Diets play a large role in athletic achievement, as the right combination of fats, carbohydrates, and proteins can largely impact an athlete’s ability to perform. With this in mind, many athletes — especially endurance athletes — may be unknowingly compromising their ability to reach peak performance by following low-carb and high-fat diets.

Diets consisting of low carbohydrate and high fat intakes — similar to the ketogenic diet — have become commonplace due to widespread belief that they will help with weight loss, and could have further health benefits, such as normalizing blood pressure or helping with the appearance of acne. However, there are details to be considered when taking on the diet — especially as an athlete.

In a study published in Medicine & Science in Sports & Exercise in November, Jenna Gillen, an assistant professor; and Daniel Moore, an associate professor, both at the Faculty of Kinesiology & Physical Education (KPE), found that training on a low-carb diet raises the need for protein among high-level endurance athletes.

Differences between low-carb and high-fat  diets and high-carb and low-fat diets

Low-carb and high-fat diets differ greatly from their counterparts — high-carb and low-fat ones. Specifically, a high-carb and low-fat diet consists of consuming up to 65 per cent of one’s daily caloric intake from carbohydrates, and up to 35 per cent from fat. Low-carb and high-fat diets differ in that individuals on these diets consume only 25 per cent of calories from carbohydrates, and more than 60 per cent of their calorie intake comes from fat. Protein intake across the two different approaches remains steady, varying relatively little.
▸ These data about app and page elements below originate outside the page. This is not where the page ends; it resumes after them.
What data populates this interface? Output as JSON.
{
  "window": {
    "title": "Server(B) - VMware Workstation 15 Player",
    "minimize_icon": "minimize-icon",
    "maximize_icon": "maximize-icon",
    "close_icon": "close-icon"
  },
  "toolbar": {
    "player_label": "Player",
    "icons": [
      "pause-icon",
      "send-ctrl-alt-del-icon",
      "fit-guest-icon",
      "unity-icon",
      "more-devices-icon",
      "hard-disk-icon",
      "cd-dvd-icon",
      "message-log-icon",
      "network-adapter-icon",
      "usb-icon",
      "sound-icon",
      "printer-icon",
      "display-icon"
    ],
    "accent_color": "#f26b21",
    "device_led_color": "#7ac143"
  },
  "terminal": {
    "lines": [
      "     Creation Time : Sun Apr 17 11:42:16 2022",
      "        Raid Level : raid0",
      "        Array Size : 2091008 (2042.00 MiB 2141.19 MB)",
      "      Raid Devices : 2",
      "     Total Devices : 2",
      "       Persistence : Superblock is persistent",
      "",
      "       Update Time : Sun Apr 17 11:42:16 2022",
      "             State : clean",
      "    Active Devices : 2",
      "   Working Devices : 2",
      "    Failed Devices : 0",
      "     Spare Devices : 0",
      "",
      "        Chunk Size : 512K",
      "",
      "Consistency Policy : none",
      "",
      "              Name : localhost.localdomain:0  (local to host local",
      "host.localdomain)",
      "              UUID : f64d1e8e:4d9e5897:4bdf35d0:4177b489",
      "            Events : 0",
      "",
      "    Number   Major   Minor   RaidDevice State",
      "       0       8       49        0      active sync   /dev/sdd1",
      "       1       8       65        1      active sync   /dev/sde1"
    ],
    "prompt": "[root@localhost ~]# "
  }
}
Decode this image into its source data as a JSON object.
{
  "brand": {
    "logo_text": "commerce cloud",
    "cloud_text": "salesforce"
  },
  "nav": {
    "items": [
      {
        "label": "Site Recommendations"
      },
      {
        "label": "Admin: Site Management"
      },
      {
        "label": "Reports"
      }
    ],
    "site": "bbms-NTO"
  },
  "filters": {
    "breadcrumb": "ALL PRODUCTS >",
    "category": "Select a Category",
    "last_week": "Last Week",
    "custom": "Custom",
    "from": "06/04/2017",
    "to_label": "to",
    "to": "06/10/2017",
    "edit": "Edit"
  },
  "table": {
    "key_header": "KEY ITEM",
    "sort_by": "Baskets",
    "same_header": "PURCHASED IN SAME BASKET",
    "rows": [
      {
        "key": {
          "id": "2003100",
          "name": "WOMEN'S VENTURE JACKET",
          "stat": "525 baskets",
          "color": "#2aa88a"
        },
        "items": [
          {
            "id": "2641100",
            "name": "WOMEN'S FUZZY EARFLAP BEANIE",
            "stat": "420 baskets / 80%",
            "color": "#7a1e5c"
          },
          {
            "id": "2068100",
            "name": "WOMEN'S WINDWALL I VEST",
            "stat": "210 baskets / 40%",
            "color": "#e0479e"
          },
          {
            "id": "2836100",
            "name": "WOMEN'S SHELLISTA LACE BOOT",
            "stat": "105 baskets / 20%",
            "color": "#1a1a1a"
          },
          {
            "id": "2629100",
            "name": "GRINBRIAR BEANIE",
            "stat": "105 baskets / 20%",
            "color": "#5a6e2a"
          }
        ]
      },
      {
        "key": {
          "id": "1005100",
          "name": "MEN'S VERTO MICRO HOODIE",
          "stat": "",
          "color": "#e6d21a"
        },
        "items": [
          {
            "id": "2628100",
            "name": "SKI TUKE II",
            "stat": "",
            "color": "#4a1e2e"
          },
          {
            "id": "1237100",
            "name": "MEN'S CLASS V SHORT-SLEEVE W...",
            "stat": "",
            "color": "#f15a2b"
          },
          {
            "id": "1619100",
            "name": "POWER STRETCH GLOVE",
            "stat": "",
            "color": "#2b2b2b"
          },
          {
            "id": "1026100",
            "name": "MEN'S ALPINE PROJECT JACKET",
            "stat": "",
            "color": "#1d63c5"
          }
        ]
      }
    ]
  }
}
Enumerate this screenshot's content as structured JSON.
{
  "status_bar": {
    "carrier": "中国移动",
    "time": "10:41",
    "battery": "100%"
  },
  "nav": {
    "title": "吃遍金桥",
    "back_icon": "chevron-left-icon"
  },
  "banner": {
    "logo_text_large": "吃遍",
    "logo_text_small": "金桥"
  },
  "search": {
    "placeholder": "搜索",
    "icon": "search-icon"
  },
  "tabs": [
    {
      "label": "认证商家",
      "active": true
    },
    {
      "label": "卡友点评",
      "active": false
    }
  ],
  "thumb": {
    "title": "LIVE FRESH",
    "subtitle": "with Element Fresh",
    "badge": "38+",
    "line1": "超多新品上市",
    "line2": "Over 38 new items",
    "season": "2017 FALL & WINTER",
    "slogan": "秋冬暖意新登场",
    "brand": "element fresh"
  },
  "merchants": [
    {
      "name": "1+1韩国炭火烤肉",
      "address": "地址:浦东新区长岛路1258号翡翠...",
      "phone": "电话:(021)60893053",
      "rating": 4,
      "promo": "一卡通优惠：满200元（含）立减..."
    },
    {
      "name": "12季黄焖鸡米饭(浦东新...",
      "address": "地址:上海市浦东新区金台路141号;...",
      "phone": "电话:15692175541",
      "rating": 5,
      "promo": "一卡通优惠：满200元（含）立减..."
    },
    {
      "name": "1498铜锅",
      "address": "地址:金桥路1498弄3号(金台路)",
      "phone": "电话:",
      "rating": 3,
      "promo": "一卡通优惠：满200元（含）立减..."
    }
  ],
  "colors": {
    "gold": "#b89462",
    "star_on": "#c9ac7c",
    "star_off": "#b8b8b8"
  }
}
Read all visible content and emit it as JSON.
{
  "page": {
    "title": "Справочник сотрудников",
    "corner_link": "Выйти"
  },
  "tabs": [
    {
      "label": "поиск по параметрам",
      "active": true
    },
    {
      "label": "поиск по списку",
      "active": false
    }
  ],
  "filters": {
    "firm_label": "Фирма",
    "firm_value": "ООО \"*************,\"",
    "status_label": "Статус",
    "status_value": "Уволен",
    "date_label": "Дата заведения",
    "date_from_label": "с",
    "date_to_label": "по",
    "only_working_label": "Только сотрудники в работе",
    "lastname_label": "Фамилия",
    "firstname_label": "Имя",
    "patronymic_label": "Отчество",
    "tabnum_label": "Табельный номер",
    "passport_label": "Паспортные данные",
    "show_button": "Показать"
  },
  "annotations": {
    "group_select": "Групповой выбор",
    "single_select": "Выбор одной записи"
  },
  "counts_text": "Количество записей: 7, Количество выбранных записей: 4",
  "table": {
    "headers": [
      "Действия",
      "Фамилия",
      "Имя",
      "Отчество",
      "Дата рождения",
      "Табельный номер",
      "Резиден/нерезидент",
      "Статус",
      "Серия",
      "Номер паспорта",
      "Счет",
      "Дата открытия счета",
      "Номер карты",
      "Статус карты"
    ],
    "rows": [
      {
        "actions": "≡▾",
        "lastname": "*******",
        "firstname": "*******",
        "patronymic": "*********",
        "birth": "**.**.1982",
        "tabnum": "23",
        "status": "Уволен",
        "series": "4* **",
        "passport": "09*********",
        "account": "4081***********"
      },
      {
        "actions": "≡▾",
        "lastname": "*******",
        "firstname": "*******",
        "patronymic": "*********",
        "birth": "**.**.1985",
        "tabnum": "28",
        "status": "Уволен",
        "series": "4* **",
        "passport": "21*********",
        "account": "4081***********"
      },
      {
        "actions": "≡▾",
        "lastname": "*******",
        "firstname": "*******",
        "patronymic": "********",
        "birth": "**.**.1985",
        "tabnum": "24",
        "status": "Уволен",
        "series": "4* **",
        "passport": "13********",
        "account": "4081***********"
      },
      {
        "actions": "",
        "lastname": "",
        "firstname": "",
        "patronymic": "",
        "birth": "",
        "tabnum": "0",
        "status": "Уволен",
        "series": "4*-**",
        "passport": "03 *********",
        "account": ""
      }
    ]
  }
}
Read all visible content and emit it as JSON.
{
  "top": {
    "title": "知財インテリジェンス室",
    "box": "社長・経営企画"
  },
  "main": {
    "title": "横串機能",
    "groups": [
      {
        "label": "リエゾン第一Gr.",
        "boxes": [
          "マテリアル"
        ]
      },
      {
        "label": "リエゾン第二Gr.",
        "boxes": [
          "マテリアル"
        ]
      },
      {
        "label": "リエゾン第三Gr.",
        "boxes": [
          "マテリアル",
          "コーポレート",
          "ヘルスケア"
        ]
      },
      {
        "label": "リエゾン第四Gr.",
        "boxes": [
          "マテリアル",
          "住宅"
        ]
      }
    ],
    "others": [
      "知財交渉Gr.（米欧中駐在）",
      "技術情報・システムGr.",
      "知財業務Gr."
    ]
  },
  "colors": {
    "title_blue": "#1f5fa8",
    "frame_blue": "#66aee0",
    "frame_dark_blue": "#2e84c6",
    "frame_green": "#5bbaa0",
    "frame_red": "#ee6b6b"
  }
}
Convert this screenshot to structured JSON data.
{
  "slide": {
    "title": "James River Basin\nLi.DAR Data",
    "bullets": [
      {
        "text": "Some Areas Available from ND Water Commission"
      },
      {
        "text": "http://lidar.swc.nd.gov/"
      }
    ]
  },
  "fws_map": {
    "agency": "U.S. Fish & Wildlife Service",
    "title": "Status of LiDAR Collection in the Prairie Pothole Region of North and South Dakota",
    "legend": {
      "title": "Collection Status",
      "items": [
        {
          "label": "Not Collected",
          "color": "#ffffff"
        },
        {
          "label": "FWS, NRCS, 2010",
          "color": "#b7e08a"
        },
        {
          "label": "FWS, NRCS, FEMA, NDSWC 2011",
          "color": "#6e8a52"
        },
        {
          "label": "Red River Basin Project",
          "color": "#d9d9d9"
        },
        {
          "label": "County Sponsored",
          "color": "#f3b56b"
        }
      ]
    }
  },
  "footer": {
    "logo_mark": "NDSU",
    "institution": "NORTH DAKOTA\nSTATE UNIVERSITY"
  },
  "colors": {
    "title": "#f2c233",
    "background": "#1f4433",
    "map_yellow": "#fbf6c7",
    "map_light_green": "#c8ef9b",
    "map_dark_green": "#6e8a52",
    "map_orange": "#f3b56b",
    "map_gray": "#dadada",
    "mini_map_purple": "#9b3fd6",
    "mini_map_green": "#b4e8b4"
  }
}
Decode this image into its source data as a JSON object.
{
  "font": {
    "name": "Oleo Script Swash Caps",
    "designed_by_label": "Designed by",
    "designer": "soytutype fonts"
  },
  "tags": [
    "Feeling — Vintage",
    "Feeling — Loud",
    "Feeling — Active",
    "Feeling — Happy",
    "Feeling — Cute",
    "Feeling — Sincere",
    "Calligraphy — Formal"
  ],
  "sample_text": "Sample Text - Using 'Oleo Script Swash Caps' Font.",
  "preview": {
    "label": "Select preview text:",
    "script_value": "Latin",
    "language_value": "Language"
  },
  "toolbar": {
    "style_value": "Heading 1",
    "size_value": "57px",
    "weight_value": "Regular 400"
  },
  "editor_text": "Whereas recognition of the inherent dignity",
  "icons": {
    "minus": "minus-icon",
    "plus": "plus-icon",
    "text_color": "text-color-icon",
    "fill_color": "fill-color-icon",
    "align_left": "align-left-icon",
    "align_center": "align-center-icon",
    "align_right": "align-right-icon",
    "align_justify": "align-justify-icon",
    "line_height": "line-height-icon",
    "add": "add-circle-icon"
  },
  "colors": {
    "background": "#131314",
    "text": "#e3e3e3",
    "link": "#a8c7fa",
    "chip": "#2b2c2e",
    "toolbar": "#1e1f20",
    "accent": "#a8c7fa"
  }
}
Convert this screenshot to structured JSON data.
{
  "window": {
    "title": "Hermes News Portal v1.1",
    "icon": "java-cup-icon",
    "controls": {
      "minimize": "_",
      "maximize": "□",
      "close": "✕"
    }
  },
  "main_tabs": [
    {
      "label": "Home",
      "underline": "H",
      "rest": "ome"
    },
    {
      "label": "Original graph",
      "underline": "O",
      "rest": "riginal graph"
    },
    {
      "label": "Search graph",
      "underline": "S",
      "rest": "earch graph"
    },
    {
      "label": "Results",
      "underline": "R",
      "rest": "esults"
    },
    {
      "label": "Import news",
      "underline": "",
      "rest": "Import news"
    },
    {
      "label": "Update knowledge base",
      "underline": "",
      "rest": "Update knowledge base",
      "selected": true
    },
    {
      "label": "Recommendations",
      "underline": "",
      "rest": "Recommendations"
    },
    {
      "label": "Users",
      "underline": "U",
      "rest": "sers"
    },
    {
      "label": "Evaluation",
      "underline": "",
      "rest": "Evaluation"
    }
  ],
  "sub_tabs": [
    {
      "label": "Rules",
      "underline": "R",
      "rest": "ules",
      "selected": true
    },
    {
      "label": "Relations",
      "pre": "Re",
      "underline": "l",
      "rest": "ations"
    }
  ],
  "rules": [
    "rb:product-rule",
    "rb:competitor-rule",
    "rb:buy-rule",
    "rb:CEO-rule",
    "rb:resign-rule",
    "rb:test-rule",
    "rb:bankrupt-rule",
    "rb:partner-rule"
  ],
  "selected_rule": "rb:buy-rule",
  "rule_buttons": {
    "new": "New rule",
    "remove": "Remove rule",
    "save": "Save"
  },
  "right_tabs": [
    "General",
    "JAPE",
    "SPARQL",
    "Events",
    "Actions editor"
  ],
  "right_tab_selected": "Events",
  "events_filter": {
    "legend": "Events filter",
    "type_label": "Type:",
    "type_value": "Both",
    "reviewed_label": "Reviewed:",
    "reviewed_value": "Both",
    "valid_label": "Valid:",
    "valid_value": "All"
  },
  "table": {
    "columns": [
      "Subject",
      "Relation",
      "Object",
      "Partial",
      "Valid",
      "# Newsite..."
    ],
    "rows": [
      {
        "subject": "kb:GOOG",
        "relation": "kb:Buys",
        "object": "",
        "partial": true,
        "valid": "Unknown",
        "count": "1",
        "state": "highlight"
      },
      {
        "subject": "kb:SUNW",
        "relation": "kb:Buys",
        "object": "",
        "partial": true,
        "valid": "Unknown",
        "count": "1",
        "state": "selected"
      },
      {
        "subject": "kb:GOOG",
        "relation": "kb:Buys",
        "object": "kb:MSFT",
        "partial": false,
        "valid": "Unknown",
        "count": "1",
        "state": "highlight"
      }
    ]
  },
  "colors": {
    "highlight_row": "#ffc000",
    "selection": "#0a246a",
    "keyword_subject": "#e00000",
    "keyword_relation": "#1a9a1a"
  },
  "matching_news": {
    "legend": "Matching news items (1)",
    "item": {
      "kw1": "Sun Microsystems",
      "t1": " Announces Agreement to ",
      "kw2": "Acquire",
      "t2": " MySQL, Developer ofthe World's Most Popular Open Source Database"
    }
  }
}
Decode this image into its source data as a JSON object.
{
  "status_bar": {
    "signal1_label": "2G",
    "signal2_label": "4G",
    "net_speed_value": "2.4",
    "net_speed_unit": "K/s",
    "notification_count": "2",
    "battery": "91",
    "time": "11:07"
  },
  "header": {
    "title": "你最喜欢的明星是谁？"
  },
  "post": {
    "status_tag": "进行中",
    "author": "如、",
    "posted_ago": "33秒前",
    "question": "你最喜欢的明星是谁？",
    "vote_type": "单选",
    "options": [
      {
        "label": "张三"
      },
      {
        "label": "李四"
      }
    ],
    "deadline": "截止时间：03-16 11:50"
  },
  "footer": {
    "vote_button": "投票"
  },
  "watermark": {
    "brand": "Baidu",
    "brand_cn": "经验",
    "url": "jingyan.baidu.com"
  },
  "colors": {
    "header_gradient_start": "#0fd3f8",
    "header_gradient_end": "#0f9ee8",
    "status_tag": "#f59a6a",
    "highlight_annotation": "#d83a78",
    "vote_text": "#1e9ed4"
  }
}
Low-carb and high-fat diets and their effects on athletic performance

For endurance athletes, low-carb and high-fat diets can significantly impact performance. As Gillen pointed out in an interview with U of T News, though there is more fat available for energy with low-carb diets, muscles have less carbohydrates as a fuel-source during exercise.

According to Gillen, carbohydrates are more efficient for use during exercise than fat. This is because carbohydrates are able to produce more energy per litre of consumed oxygen than fats. For this reason, low-carb and high-fat diets are less than optimal for performance, especially considering that athletes rely almost exclusively on carbohydrates for intense and high-energy expenditure activities, translating into overall lowered performance and results.

For athletes looking to manipulate their carbohydrate availability without compromising their results, Gillen suggested following a high-carb diet, and training endurance “under conditions of low-carbohydrate availability.”  Under this approach, athletes consume the optimal amount of carbohydrates required for peak performance, yet are still able to increase their energy-producing mitochondria in order to improve their endurance performance. This could, for instance, mean choosing to exercise in the morning before breakfast, which would allow your overnight fast to fuel this increase in mitochondria within muscles.

However, Gillen and Moore found in a recent study that athletes following low carbohydrate (low CHO) availability training need a larger protein intake in order to “enhance whole body protein synthesis.”

In the confines of their experiment, this increased protein requirement constituted an approximate 0.12 additional grams per kilogram per day. In reality, Gillen and Moore suggest that athletes “consume greater post-exercise protein than previously recommended (i.e., 0.4 versus 0.25 g per kg)” in order to “maximize recovery from and adaptation to low-CHO availability training.”

Recommendation for daily carb, fat, and protein intake

Moore recommended varying carbohydrate intake according to the volume of training that you plan to undertake as well as your personal body composition. For most athletes, your carbohydrate intake should vary between six and 10 grams per kilogram per day for optimum performance. Moore also emphasized that most endurance athletes meet their protein requirements as long as they are consuming a sufficient amount of calories for their training sessions.

Moore spoke on how his research has suggested that, in the case of athletes following a low-carb and high-fat diet, initial protein requirements may be elevated during the adaptation period to this diet.

While Moore continued to emphasize that this diet is not optimal for athletes wishing to reach peak performance, he recommended that those currently on the diet increase their protein intake, as “the extra amino acids that are used as energy must be replaced through the diet.”